Periods of Ancient Japanese History
Periods of Ancient Japanese History
Simeon Netchev (CC BY-NC-SA)


The Yayoi would mark the transition of Japanese society from bands of hunter-gatherers with little contact with others to an agrarian, metalworking, political, and militarized society. The Yayoi set the foundations for what would now be known as medieval Japan with the introduction of rice-growing and metalworking, which allowed for a population expansion and increase in weapons and armor production for military purposes. The development of clans and kingdoms as well as the class system would eventually lead to the system of daimyo, samurai, and the Chrysanthemum Throne with a line of emperors that would remain unbroken to this day.

Did you like this definition?
Editorial Review This article has been reviewed for accuracy, reliability and adherence to academic standards prior to publication.
Remove Ads



French Indonesian Malay Spanish Turkish

We want people all over the world to learn about history. Help us and translate this definition into another language!

Free for the World, Supported by You

World History Encyclopedia is a non-profit organization. For only $5 per month you can become a member and support our mission to engage people with cultural heritage and to improve history education worldwide.

Become a Member  

Recommended Books


Cite This Work

APA Style

Hoang, T. (2016, March 10). Yayoi Period. World History Encyclopedia. Retrieved from https://www.worldhistory.org/Yayoi_Period/

Chicago Style

Hoang, Tony. "Yayoi Period." World History Encyclopedia.

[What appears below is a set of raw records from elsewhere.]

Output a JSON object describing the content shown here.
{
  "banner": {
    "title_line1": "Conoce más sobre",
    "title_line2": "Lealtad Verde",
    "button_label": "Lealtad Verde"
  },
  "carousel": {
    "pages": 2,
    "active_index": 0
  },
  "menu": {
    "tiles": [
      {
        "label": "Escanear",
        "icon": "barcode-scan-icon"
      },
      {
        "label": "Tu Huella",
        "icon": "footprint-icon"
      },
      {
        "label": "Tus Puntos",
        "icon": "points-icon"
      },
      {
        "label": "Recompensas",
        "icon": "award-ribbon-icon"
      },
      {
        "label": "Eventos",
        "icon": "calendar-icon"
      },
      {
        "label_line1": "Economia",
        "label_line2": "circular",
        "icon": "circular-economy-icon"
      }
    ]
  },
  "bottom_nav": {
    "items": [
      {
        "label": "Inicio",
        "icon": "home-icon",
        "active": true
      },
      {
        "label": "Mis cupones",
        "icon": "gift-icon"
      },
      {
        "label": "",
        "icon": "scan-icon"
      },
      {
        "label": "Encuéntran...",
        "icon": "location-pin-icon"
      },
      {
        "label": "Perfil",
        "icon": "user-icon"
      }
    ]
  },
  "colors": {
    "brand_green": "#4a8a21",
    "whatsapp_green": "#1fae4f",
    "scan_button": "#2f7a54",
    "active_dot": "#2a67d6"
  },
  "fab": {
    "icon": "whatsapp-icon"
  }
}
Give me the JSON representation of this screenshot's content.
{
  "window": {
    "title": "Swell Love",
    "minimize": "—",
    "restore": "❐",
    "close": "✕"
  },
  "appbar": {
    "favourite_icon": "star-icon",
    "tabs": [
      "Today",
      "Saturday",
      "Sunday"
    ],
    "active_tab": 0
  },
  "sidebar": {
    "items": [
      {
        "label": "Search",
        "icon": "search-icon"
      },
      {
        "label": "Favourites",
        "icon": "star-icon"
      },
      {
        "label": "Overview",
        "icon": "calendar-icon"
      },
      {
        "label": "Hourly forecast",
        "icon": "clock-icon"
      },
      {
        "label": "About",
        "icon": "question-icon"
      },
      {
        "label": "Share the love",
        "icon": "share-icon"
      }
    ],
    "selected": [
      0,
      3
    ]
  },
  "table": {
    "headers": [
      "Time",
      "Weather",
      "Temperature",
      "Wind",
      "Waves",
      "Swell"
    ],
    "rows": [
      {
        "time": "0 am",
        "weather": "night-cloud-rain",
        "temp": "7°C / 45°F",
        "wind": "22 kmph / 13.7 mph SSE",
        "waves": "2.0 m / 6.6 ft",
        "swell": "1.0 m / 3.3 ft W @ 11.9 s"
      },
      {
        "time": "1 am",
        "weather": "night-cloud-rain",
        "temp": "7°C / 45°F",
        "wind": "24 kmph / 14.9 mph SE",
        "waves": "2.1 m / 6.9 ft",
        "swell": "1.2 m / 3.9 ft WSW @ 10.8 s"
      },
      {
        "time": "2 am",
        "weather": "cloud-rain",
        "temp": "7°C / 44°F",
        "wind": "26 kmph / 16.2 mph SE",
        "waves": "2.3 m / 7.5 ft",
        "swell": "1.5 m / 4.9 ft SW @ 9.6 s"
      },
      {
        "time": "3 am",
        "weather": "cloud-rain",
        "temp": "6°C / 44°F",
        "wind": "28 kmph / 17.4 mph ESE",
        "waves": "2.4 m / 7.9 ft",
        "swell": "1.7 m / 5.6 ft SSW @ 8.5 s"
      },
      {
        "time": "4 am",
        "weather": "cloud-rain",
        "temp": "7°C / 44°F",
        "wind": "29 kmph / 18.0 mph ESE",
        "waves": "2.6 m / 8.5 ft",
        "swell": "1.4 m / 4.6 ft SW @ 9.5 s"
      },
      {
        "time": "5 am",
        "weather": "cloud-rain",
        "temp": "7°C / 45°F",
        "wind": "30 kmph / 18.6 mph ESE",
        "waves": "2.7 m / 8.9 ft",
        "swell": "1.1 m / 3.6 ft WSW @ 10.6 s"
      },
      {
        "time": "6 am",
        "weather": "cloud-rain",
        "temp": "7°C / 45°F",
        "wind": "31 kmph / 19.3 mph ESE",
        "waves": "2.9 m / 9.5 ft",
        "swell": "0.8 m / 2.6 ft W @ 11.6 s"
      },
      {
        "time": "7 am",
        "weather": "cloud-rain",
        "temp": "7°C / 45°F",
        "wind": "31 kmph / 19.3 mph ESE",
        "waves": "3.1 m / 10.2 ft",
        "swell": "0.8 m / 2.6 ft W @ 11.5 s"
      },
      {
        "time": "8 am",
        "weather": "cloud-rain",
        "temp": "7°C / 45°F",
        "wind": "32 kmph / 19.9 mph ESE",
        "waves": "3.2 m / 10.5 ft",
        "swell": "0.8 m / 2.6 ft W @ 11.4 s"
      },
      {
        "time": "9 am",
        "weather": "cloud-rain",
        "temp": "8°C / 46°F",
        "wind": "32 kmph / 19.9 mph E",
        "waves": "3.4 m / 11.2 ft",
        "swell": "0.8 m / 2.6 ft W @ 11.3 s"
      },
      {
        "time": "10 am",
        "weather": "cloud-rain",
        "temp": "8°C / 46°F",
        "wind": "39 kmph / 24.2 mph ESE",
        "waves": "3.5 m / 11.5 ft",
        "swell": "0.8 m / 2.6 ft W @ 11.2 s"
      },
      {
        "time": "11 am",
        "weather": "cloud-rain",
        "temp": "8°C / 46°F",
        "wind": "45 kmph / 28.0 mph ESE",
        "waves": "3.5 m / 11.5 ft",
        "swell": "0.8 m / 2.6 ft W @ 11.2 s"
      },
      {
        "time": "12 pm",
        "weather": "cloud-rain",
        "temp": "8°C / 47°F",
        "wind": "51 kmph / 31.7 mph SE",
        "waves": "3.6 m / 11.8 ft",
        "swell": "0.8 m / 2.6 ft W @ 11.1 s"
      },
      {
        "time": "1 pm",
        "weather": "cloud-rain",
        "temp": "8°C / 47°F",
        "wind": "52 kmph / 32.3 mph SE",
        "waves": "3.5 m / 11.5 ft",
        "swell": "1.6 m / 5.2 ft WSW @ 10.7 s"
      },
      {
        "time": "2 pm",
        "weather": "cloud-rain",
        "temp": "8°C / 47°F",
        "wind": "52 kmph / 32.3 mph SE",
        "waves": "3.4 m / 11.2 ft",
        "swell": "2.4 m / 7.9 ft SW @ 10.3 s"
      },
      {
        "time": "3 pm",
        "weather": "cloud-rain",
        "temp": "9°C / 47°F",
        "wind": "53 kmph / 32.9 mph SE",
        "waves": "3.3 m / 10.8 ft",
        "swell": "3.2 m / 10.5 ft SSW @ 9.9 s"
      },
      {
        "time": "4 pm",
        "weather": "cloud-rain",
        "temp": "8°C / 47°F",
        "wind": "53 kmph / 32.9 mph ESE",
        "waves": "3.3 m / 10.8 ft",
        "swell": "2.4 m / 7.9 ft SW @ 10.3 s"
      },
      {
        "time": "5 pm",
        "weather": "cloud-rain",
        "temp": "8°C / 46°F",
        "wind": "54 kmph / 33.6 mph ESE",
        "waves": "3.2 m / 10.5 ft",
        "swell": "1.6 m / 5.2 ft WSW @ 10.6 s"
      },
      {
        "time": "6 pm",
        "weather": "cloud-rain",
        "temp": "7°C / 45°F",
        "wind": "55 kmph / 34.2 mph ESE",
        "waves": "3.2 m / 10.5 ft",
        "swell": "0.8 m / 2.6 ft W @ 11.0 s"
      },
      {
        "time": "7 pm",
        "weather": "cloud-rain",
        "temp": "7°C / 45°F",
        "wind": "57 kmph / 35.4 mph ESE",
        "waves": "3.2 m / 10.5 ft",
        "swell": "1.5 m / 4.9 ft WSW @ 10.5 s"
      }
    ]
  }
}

Last modified March 10, 2016. https://www.worldhistory.org/Yayoi_Period/.

MLA Style

Hoang, Tony. "Yayoi Period." World History Encyclopedia. World History Encyclopedia, 10 Mar 2016. Web. 26 Mar 2023.